How I love eyetracking studies. It gives you an insight on what users are actually looking at, if something which is so carefully positioned on a webpage actually works. I also love eyetracking studies which show how people look at search engines. Add in the paid search – organic debate and on top of that a battle between Google and Bing and I’m sold.
A recent eyetracking research performed by User Centric focussed on the differences between the two search engines. It was a follow up research from a study they performed right after the launch of Bing.
The study showed that even though there was not a lot of difference between the two, Google “won” slightly based on time spent looking at the results. Even though you can interpret that in different ways. It also showed that organic search still beats paid search by miles. Where everybody looks at the organic results paid search is being looked over in many of the searches. Only 28% of people searching on Google actually notices the paid results on the right…
Let’s first look at the battle which was the main purpose of this research: Bing or Google, which one wins?
The original study, which was performed in 2009, showed a lot of attention value for Bing. But the search engine then had just started so the searchers might have been biased or needed to get used to Bing first.
The current research shows that Google and Bing are not that far apart. Every participant on the researched made eight searches: four on Google (without Google Instant) and four on Bing.
User Centric specifically focussed on five areas:
We off course also added in the difference in general between paid and organic.
Sponsored results at the top
The sponsored results on the top in both engines are the best looked at positions for ads. More than the results on the right. Important with eyetracking studies is also the amount of time people spent looking at a particular area. This study shows people take more time looking at Google’s top ads than at Bings. At Google they look for 2.8 seconds per search task, on Bing 1.9 seconds. They also ‘gazed’ longer: 0.9 seconds opposed to 0.7 seconds.
That might indicate that those would convert better, but you have to be careful drawing that conclusion. Google produced more information per link so people needed more time.
Sponsored results on the right
Where there was a clear difference in the top results, the sponsored results on the right hardly showed any differences. People took 4.4 seconds on Google to look at them and 3.0 seconds on Bing and stared a bit longer: 0.16 seconds on Google and 0.11 seconds on Bing. But there was a difference in percentage of people actually looking at the paid results on the right. Only 28% of people searching on Google looked at the paid results. On Bing that number was even lower: 21%.
Organic search results
Every searcher on both Bing and Google looked at the organic results. And Google seemed ‘favorite’. People spent 14.7 seconds looking at the Google results and 10.7 seconds at Bing.
But again this doesn’t have to be what it might look like. A longer look at the page might indicate more content to look at, but it could also mean they can’t find what they are looking for. That is one of the things you cannot measure with eyetracking, which does sometimes make it dangerous research.

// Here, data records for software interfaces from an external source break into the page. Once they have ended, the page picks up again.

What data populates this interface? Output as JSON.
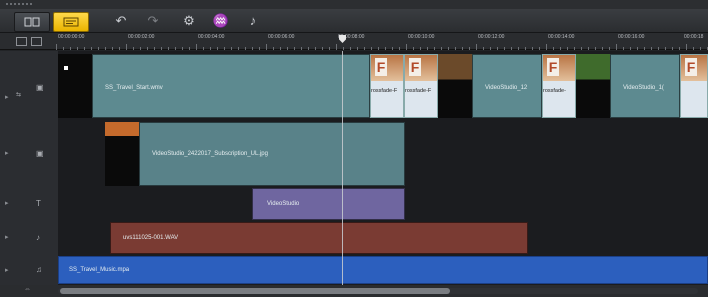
{
  "toolbar": {
    "buttons": [
      {
        "name": "undo",
        "glyph": "↶"
      },
      {
        "name": "redo",
        "glyph": "↷"
      },
      {
        "name": "record-capture",
        "glyph": "⚙"
      },
      {
        "name": "sound-mixer",
        "glyph": "♒"
      },
      {
        "name": "auto-music",
        "glyph": "♪"
      }
    ]
  },
  "ruler": {
    "labels": [
      "00:00:00:00",
      "00:00:02:00",
      "00:00:04:00",
      "00:00:06:00",
      "00:00:08:00",
      "00:00:10:00",
      "00:00:12:00",
      "00:00:14:00",
      "00:00:16:00",
      "00:00:18"
    ]
  },
  "tracks": {
    "video": {
      "main_clip": "SS_Travel_Start.wmv",
      "transition_1": "rossfade-F",
      "transition_2": "rossfade-F",
      "clip_2": "VideoStudio_12",
      "transition_3": "rossfade-",
      "clip_3": "VideoStudio_1("
    },
    "overlay": {
      "clip": "VideoStudio_2422017_Subscription_UL.jpg"
    },
    "title": {
      "clip": "VideoStudio"
    },
    "voice": {
      "clip": "uvs111025-001.WAV"
    },
    "music": {
      "clip": "SS_Travel_Music.mpa"
    }
  },
  "colors": {
    "video_clip": "#5d8a90",
    "overlay_clip": "#598289",
    "title_clip": "#6f66a0",
    "voice_clip": "#7a3b33",
    "music_clip": "#2c5fbe",
    "active_view": "#f2c420"
  }
}
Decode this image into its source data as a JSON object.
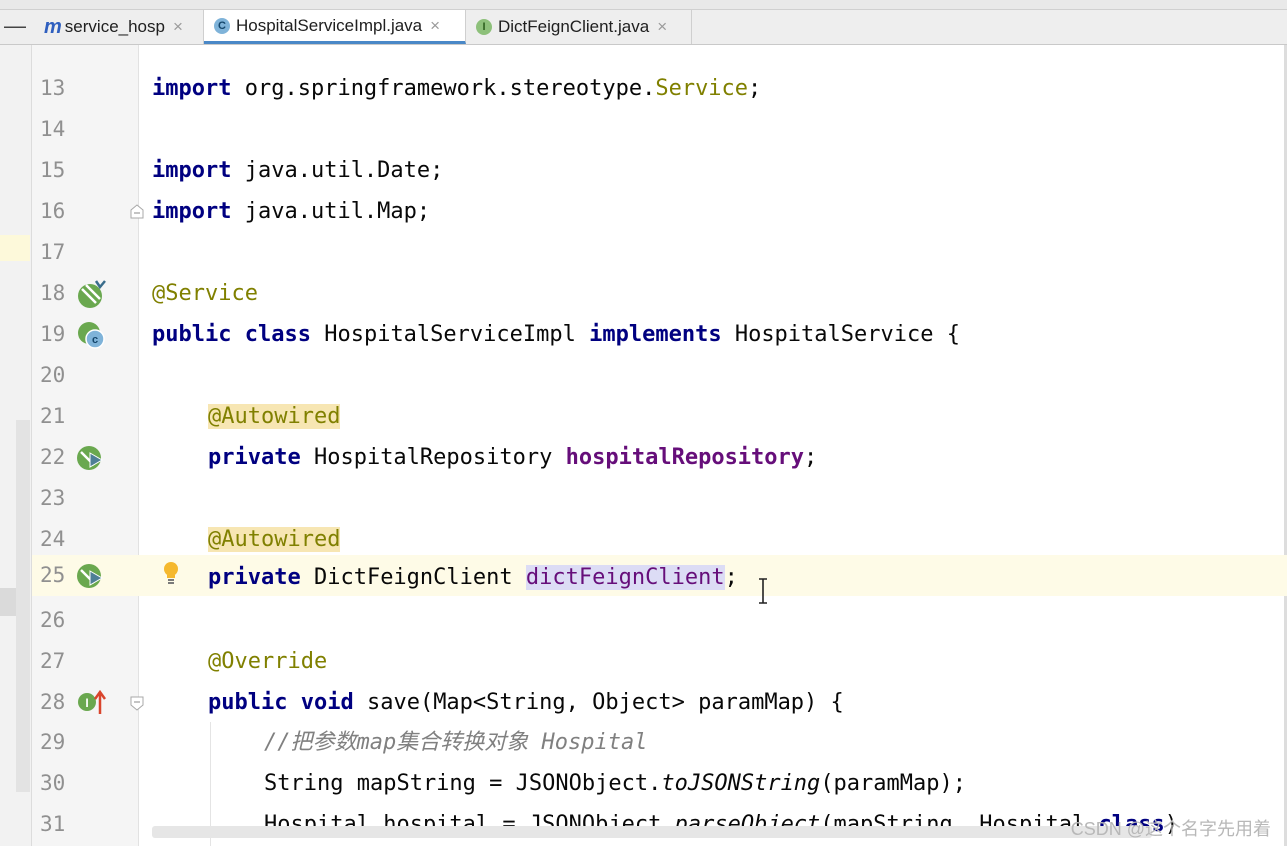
{
  "tabs": [
    {
      "label": "service_hosp",
      "icon": "module-icon",
      "active": false
    },
    {
      "label": "HospitalServiceImpl.java",
      "icon": "class-icon",
      "active": true
    },
    {
      "label": "DictFeignClient.java",
      "icon": "interface-icon",
      "active": false
    }
  ],
  "tab_collapse_label": "—",
  "close_glyph": "×",
  "class_icon_letter": "C",
  "interface_icon_letter": "I",
  "module_icon_letter": "m",
  "lines": {
    "l13": {
      "num": "13",
      "t1": "import",
      "t2": " org.springframework.stereotype.",
      "t3": "Service",
      "t4": ";"
    },
    "l14": {
      "num": "14"
    },
    "l15": {
      "num": "15",
      "t1": "import",
      "t2": " java.util.Date;"
    },
    "l16": {
      "num": "16",
      "t1": "import",
      "t2": " java.util.Map;"
    },
    "l17": {
      "num": "17"
    },
    "l18": {
      "num": "18",
      "t1": "@Service"
    },
    "l19": {
      "num": "19",
      "t1": "public",
      "t2": " ",
      "t3": "class",
      "t4": " HospitalServiceImpl ",
      "t5": "implements",
      "t6": " HospitalService {"
    },
    "l20": {
      "num": "20"
    },
    "l21": {
      "num": "21",
      "t1": "@Autowired"
    },
    "l22": {
      "num": "22",
      "t1": "private",
      "t2": " HospitalRepository ",
      "t3": "hospitalRepository",
      "t4": ";"
    },
    "l23": {
      "num": "23"
    },
    "l24": {
      "num": "24",
      "t1": "@Autowired"
    },
    "l25": {
      "num": "25",
      "t1": "private",
      "t2": " DictFeignClient ",
      "t3": "dictFeignClient",
      "t4": ";"
    },
    "l26": {
      "num": "26"
    },
    "l27": {
      "num": "27",
      "t1": "@Override"
    },
    "l28": {
      "num": "28",
      "t1": "public",
      "t2": " ",
      "t3": "void",
      "t4": " save(Map<String, Object> paramMap) {"
    },
    "l29": {
      "num": "29",
      "t1": "//把参数map集合转换对象 Hospital"
    },
    "l30": {
      "num": "30",
      "t1": "String mapString = JSONObject.",
      "t2": "toJSONString",
      "t3": "(paramMap);"
    },
    "l31": {
      "num": "31",
      "t1": "Hospital hospital = JSONObject.",
      "t2": "parseObject",
      "t3": "(mapString, Hospital.",
      "t4": "class",
      "t5": ")"
    }
  },
  "watermark": "CSDN @这个名字先用着",
  "colors": {
    "keyword": "#000080",
    "annotation": "#808000",
    "field": "#660e7a",
    "comment": "#808080",
    "current_line": "#fefbe7",
    "selection": "#dcdcf5"
  }
}
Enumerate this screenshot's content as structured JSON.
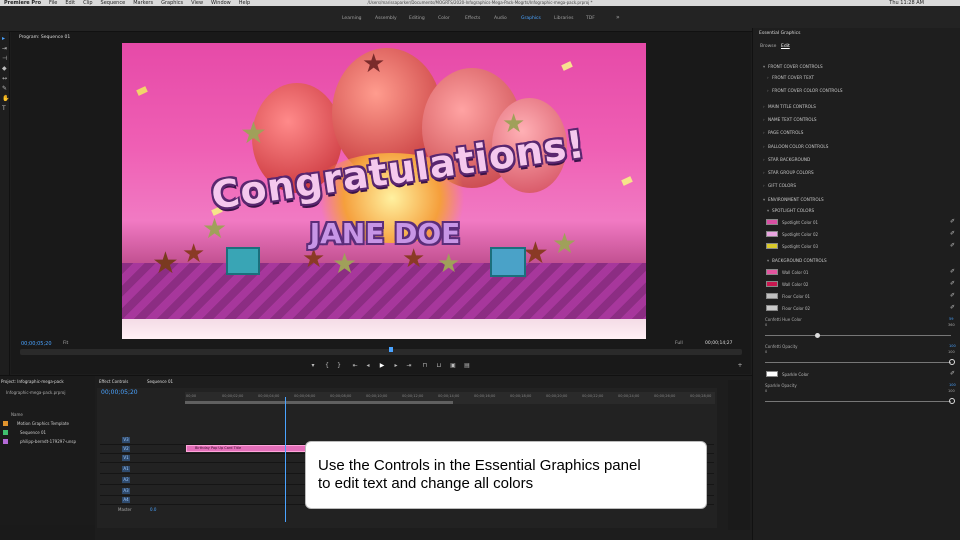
{
  "menubar": {
    "app": "Premiere Pro",
    "items": [
      "File",
      "Edit",
      "Clip",
      "Sequence",
      "Markers",
      "Graphics",
      "View",
      "Window",
      "Help"
    ],
    "path": "/Users/marissaparker/Documents/MOGRTS/2020-Infographics-Mega-Pack-Mogrts/Infographic-mega-pack.prproj *",
    "clock": "Thu 11:28 AM"
  },
  "workspaces": [
    "Learning",
    "Assembly",
    "Editing",
    "Color",
    "Effects",
    "Audio",
    "Graphics",
    "Libraries",
    "TDF"
  ],
  "active_workspace": "Graphics",
  "program": {
    "title": "Program: Sequence 01",
    "timecode_current": "00;00;05;20",
    "fit": "Fit",
    "quality": "Full",
    "timecode_duration": "00;00;14;27"
  },
  "video": {
    "headline": "Congratulations!",
    "name": "JANE DOE"
  },
  "essential_graphics": {
    "title": "Essential Graphics",
    "tabs": [
      "Browse",
      "Edit"
    ],
    "active_tab": "Edit",
    "sections": [
      "FRONT COVER CONTROLS",
      "FRONT COVER TEXT",
      "FRONT COVER COLOR CONTROLS",
      "MAIN TITLE CONTROLS",
      "NAME TEXT CONTROLS",
      "PAGE CONTROLS",
      "BALLOON COLOR CONTROLS",
      "STAR BACKGROUND",
      "STAR GROUP COLORS",
      "GIFT COLORS",
      "ENVIRONMENT CONTROLS",
      "SPOTLIGHT COLORS"
    ],
    "spotlight_colors": [
      {
        "label": "Spotlight Color 01",
        "color": "#d84fa3"
      },
      {
        "label": "Spotlight Color 02",
        "color": "#e9a5e0"
      },
      {
        "label": "Spotlight Color 03",
        "color": "#d9c92a"
      }
    ],
    "background_section": "BACKGROUND CONTROLS",
    "background_colors": [
      {
        "label": "Wall Color 01",
        "color": "#e2559f"
      },
      {
        "label": "Wall Color 02",
        "color": "#c8174f"
      },
      {
        "label": "Floor Color 01",
        "color": "#bfbfbf"
      },
      {
        "label": "Floor Color 02",
        "color": "#c9c9c9"
      }
    ],
    "confetti_hue_label": "Confetti Hue Color",
    "confetti_hue_min": "0",
    "confetti_hue_max": "360",
    "confetti_hue_val": "59",
    "confetti_hue_value": 0.28,
    "confetti_opacity_label": "Confetti Opacity",
    "confetti_opacity_min": "0",
    "confetti_opacity_max": "100",
    "confetti_opacity_val": "100",
    "sparkle_color_label": "Sparkle Color",
    "sparkle_opacity_label": "Sparkle Opacity",
    "sparkle_opacity_min": "0",
    "sparkle_opacity_max": "100",
    "sparkle_opacity_val": "100"
  },
  "project": {
    "tabs": [
      "Project: Infographic-mega-pack",
      "Effect Controls",
      "Sequence 01"
    ],
    "file": "Infographic-mega-pack.prproj",
    "name_header": "Name",
    "items": [
      {
        "label": "Motion Graphics Template",
        "color": "#e0942e"
      },
      {
        "label": "Sequence 01",
        "color": "#3fbf6e"
      },
      {
        "label": "philipp-berndt-179297-unsp",
        "color": "#b56ad8"
      }
    ]
  },
  "timeline": {
    "timecode": "00;00;05;20",
    "ruler": [
      "00;00",
      "00;00;02;00",
      "00;00;04;00",
      "00;00;06;00",
      "00;00;08;00",
      "00;00;10;00",
      "00;00;12;00",
      "00;00;14;00",
      "00;00;16;00",
      "00;00;18;00",
      "00;00;20;00",
      "00;00;22;00",
      "00;00;24;00",
      "00;00;26;00",
      "00;00;28;00"
    ],
    "tracks": [
      "V3",
      "V2",
      "V1",
      "A1",
      "A2",
      "A3",
      "A4"
    ],
    "clip_label": "Birthday Pop Up Card Title",
    "master_label": "Master",
    "master_val": "0.0"
  },
  "callout": {
    "line1": "Use the Controls in the Essential Graphics panel",
    "line2": "to edit text and change all colors"
  }
}
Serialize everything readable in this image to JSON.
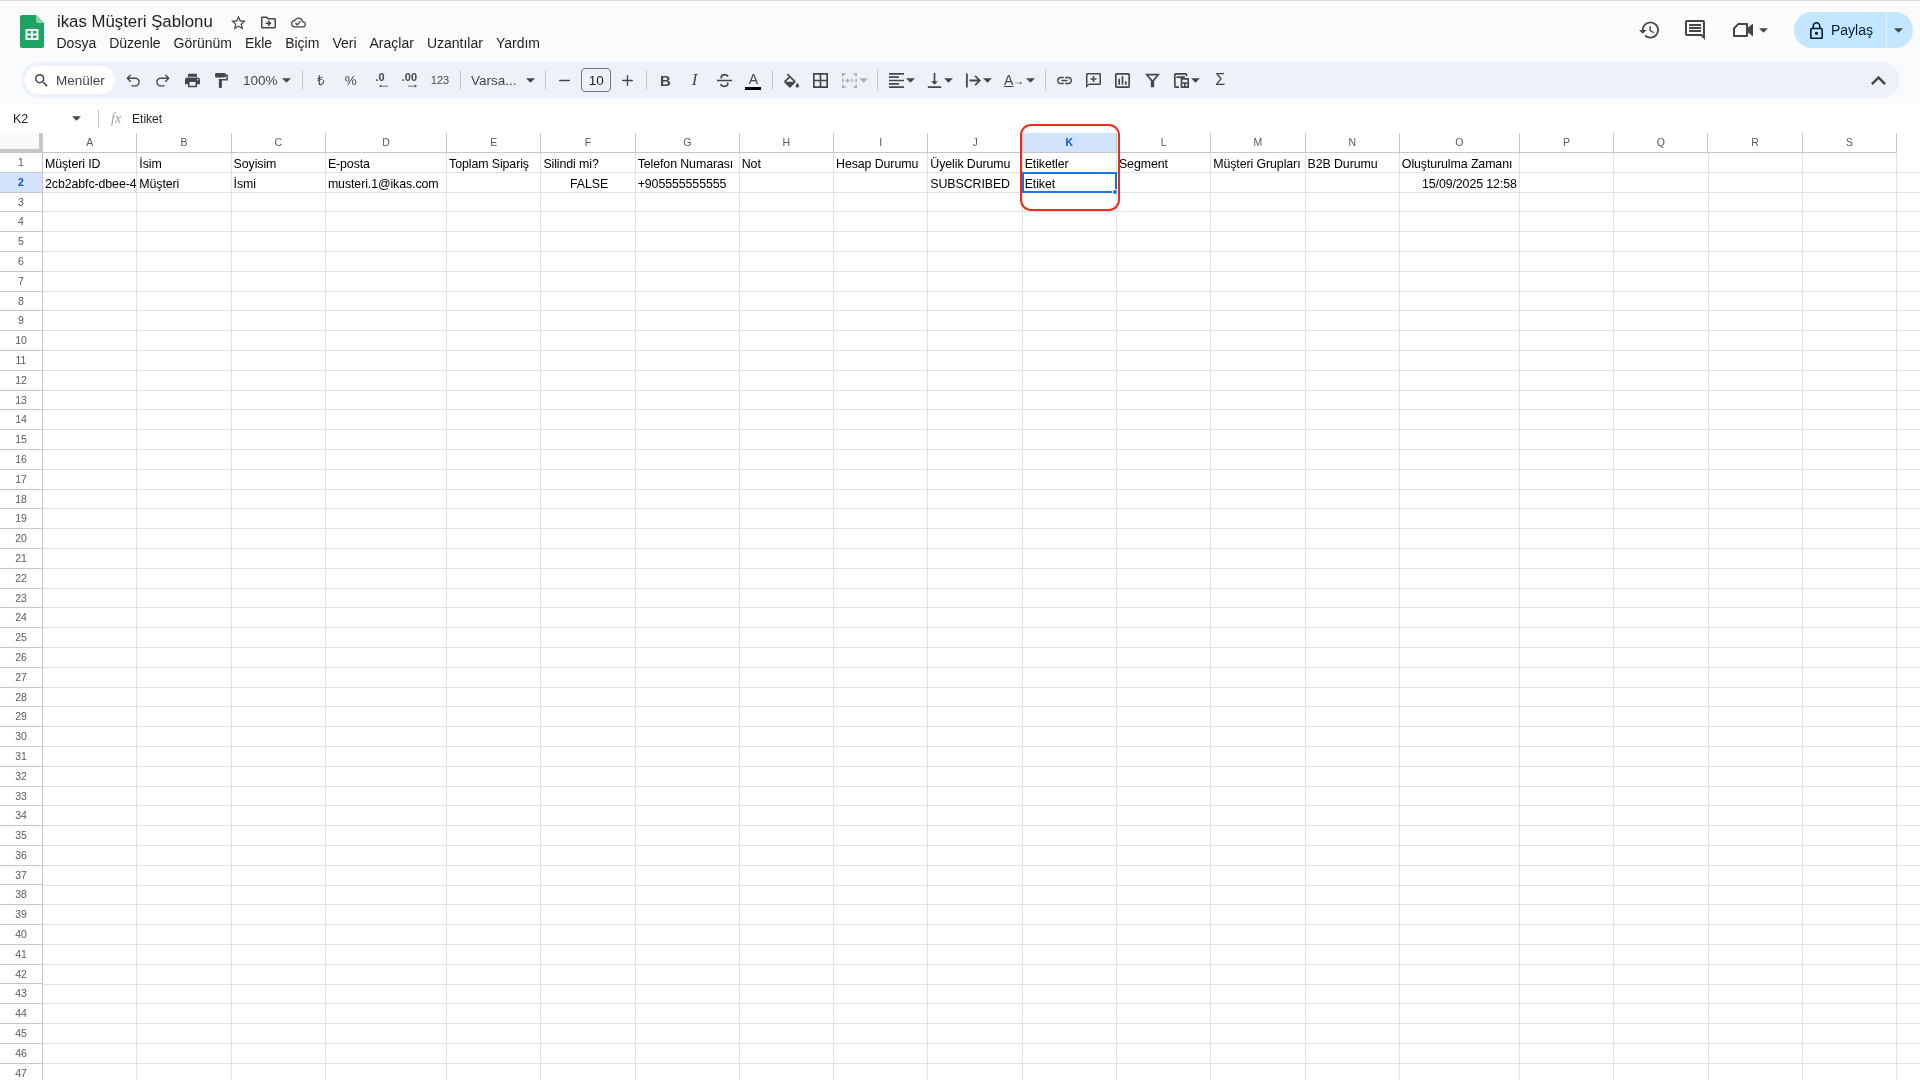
{
  "document": {
    "title": "ikas Müşteri Şablonu"
  },
  "menu": [
    "Dosya",
    "Düzenle",
    "Görünüm",
    "Ekle",
    "Biçim",
    "Veri",
    "Araçlar",
    "Uzantılar",
    "Yardım"
  ],
  "share_button": {
    "label": "Paylaş"
  },
  "toolbar": {
    "search": {
      "placeholder": "Menüler"
    },
    "zoom": "100%",
    "currency": "₺",
    "percent": "%",
    "decrease_decimals": ".0",
    "increase_decimals": ".00",
    "number_format": "123",
    "font": "Varsa...",
    "font_size": "10",
    "bold": "B",
    "italic": "I",
    "text_color": "A",
    "text_rotation": "A",
    "functions": "Σ",
    "merge_cells": {
      "disabled": true
    }
  },
  "formula_bar": {
    "cell": "K2",
    "label": "fx",
    "value": "Etiket"
  },
  "sheet": {
    "columns": [
      {
        "letter": "A",
        "selected": false,
        "highlighted": false
      },
      {
        "letter": "B",
        "selected": false,
        "highlighted": false
      },
      {
        "letter": "C",
        "selected": false,
        "highlighted": false
      },
      {
        "letter": "D",
        "selected": false,
        "highlighted": false
      },
      {
        "letter": "E",
        "selected": false,
        "highlighted": false
      },
      {
        "letter": "F",
        "selected": false,
        "highlighted": false
      },
      {
        "letter": "G",
        "selected": false,
        "highlighted": false
      },
      {
        "letter": "H",
        "selected": false,
        "highlighted": false
      },
      {
        "letter": "I",
        "selected": false,
        "highlighted": false
      },
      {
        "letter": "J",
        "selected": false,
        "highlighted": false
      },
      {
        "letter": "K",
        "selected": true,
        "highlighted": true
      },
      {
        "letter": "L",
        "selected": false,
        "highlighted": false
      },
      {
        "letter": "M",
        "selected": false,
        "highlighted": false
      },
      {
        "letter": "N",
        "selected": false,
        "highlighted": false
      },
      {
        "letter": "O",
        "selected": false,
        "highlighted": false
      },
      {
        "letter": "P",
        "selected": false,
        "highlighted": false
      },
      {
        "letter": "Q",
        "selected": false,
        "highlighted": false
      },
      {
        "letter": "R",
        "selected": false,
        "highlighted": false
      },
      {
        "letter": "S",
        "selected": false,
        "highlighted": false
      }
    ],
    "rows": [
      {
        "number": "1",
        "selected": false,
        "cells": [
          {
            "kind": "text",
            "value": "Müşteri ID"
          },
          {
            "kind": "text",
            "value": "İsim"
          },
          {
            "kind": "text",
            "value": "Soyisim"
          },
          {
            "kind": "text",
            "value": "E-posta"
          },
          {
            "kind": "text",
            "value": "Toplam Sipariş"
          },
          {
            "kind": "text",
            "value": "Silindi mi?"
          },
          {
            "kind": "text",
            "value": "Telefon Numarası"
          },
          {
            "kind": "text",
            "value": "Not"
          },
          {
            "kind": "text",
            "value": "Hesap Durumu"
          },
          {
            "kind": "text",
            "value": "Üyelik Durumu"
          },
          {
            "kind": "text",
            "value": "Etiketler"
          },
          {
            "kind": "text",
            "value": "Segment"
          },
          {
            "kind": "text",
            "value": "Müşteri Grupları"
          },
          {
            "kind": "text",
            "value": "B2B Durumu"
          },
          {
            "kind": "text",
            "value": "Oluşturulma Zamanı"
          }
        ]
      },
      {
        "number": "2",
        "selected": true,
        "cells": [
          {
            "kind": "text",
            "value": "2cb2abfc-dbee-4"
          },
          {
            "kind": "text",
            "value": "Müşteri"
          },
          {
            "kind": "text",
            "value": "İsmi"
          },
          {
            "kind": "text",
            "value": "musteri.1@ikas.com"
          },
          {
            "kind": "blank"
          },
          {
            "kind": "boolean",
            "value": "FALSE"
          },
          {
            "kind": "text",
            "value": "+905555555555"
          },
          {
            "kind": "blank"
          },
          {
            "kind": "blank"
          },
          {
            "kind": "text",
            "value": "SUBSCRIBED"
          },
          {
            "kind": "text",
            "value": "Etiket"
          },
          {
            "kind": "blank"
          },
          {
            "kind": "blank"
          },
          {
            "kind": "blank"
          },
          {
            "kind": "date",
            "value": "15/09/2025 12:58"
          }
        ]
      },
      {
        "number": "3",
        "selected": false
      },
      {
        "number": "4",
        "selected": false
      },
      {
        "number": "5",
        "selected": false
      },
      {
        "number": "6",
        "selected": false
      },
      {
        "number": "7",
        "selected": false
      },
      {
        "number": "8",
        "selected": false
      },
      {
        "number": "9",
        "selected": false
      },
      {
        "number": "10",
        "selected": false
      },
      {
        "number": "11",
        "selected": false
      },
      {
        "number": "12",
        "selected": false
      },
      {
        "number": "13",
        "selected": false
      },
      {
        "number": "14",
        "selected": false
      },
      {
        "number": "15",
        "selected": false
      },
      {
        "number": "16",
        "selected": false
      },
      {
        "number": "17",
        "selected": false
      },
      {
        "number": "18",
        "selected": false
      },
      {
        "number": "19",
        "selected": false
      },
      {
        "number": "20",
        "selected": false
      },
      {
        "number": "21",
        "selected": false
      },
      {
        "number": "22",
        "selected": false
      },
      {
        "number": "23",
        "selected": false
      },
      {
        "number": "24",
        "selected": false
      },
      {
        "number": "25",
        "selected": false
      },
      {
        "number": "26",
        "selected": false
      },
      {
        "number": "27",
        "selected": false
      },
      {
        "number": "28",
        "selected": false
      },
      {
        "number": "29",
        "selected": false
      },
      {
        "number": "30",
        "selected": false
      },
      {
        "number": "31",
        "selected": false
      },
      {
        "number": "32",
        "selected": false
      },
      {
        "number": "33",
        "selected": false
      },
      {
        "number": "34",
        "selected": false
      },
      {
        "number": "35",
        "selected": false
      },
      {
        "number": "36",
        "selected": false
      },
      {
        "number": "37",
        "selected": false
      },
      {
        "number": "38",
        "selected": false
      },
      {
        "number": "39",
        "selected": false
      },
      {
        "number": "40",
        "selected": false
      },
      {
        "number": "41",
        "selected": false
      },
      {
        "number": "42",
        "selected": false
      },
      {
        "number": "43",
        "selected": false
      },
      {
        "number": "44",
        "selected": false
      },
      {
        "number": "45",
        "selected": false
      },
      {
        "number": "46",
        "selected": false
      },
      {
        "number": "47",
        "selected": false
      }
    ]
  }
}
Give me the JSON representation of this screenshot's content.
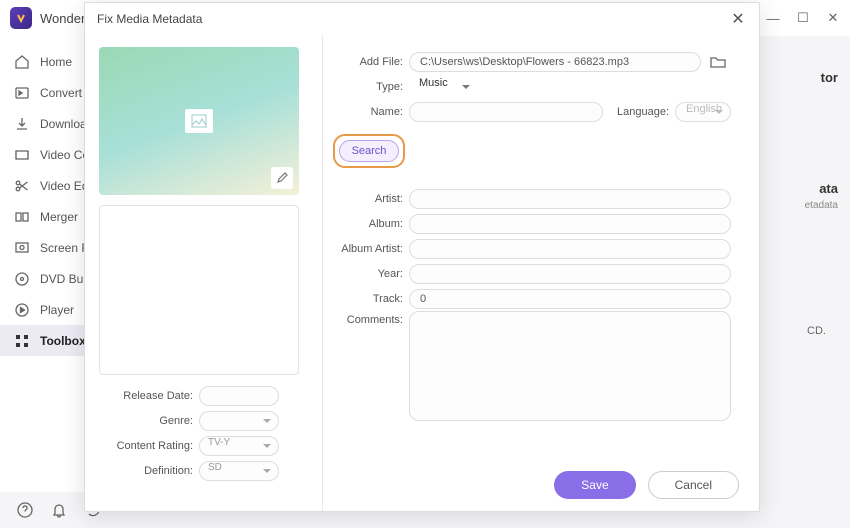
{
  "app": {
    "title": "Wonder"
  },
  "nav": {
    "items": [
      {
        "label": "Home"
      },
      {
        "label": "Convert"
      },
      {
        "label": "Downloa"
      },
      {
        "label": "Video Ce"
      },
      {
        "label": "Video Ed"
      },
      {
        "label": "Merger"
      },
      {
        "label": "Screen R"
      },
      {
        "label": "DVD Bu"
      },
      {
        "label": "Player"
      },
      {
        "label": "Toolbox"
      }
    ]
  },
  "bg": {
    "t1": "tor",
    "t2": "ata",
    "s2": "etadata",
    "cd": "CD."
  },
  "dialog": {
    "title": "Fix Media Metadata",
    "left": {
      "release": "Release Date:",
      "genre": "Genre:",
      "rating": "Content Rating:",
      "rating_val": "TV-Y",
      "definition": "Definition:",
      "definition_val": "SD"
    },
    "form": {
      "addfile_label": "Add File:",
      "addfile_val": "C:\\Users\\ws\\Desktop\\Flowers - 66823.mp3",
      "type_label": "Type:",
      "type_val": "Music",
      "name_label": "Name:",
      "lang_label": "Language:",
      "lang_val": "English",
      "search": "Search",
      "artist": "Artist:",
      "album": "Album:",
      "album_artist": "Album Artist:",
      "year": "Year:",
      "track": "Track:",
      "track_val": "0",
      "comments": "Comments:"
    },
    "footer": {
      "save": "Save",
      "cancel": "Cancel"
    }
  }
}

I myself am a vivid user of the left pane. I make filters all the time, but I know that that is me and not the average searcher. And this research shows that again. Only 17%-18% of the participants actually looked at the left pane, let alone use it.
Bing’s left pane however seems much more useful than Googles since they spent 2.9 seconds looking at it and with Google only 1.2. This might have something to do with the fact that in Bing’s left pane you can see your own history, which makes that you recognize what you see and therefore look longer.
On-hover flyouts (on Bing only)
Yesterday and last week I talked about Google’s preview options. Bing has had that for a long time. In opposite to Google that is triggered by a mouse over. This research only looked at Bing’s “flyouts” because Google didn’t have them yet when the research was done.
It turns out that most of the participants (75%) don’t use them, or use them by accident. 67% said they had never seen one before the study.
Looking at this study you cannot really say that somebody actually “won”. It seems as if people are taking more time looking at Google’s results, but does that make them better? It could also make them worse, depending how you look at them. So a winner is hard to announce in this battle.
Finally we can conclude something about that other ‘battle’: paid or organic. It’s a debate which has been going around on many search platforms, both online and offline on several events: which is better, paid or organic search? In some cases it is a difficult debate to actually have because a combination of the both probably is the best way to go. But when numbers are thrown in it seems as if sometimes the discussion cannot be won.
The research clearly shows that organic wins. All participants look at the organic results. “Only” about 90% of people look at the top organic results. But the most shocking part is that not more than 28% on Google and 21% on Bing actually look at the paid search results on the right. That is extremely low. Even though we have to take into account that this is a small group of people performing searches.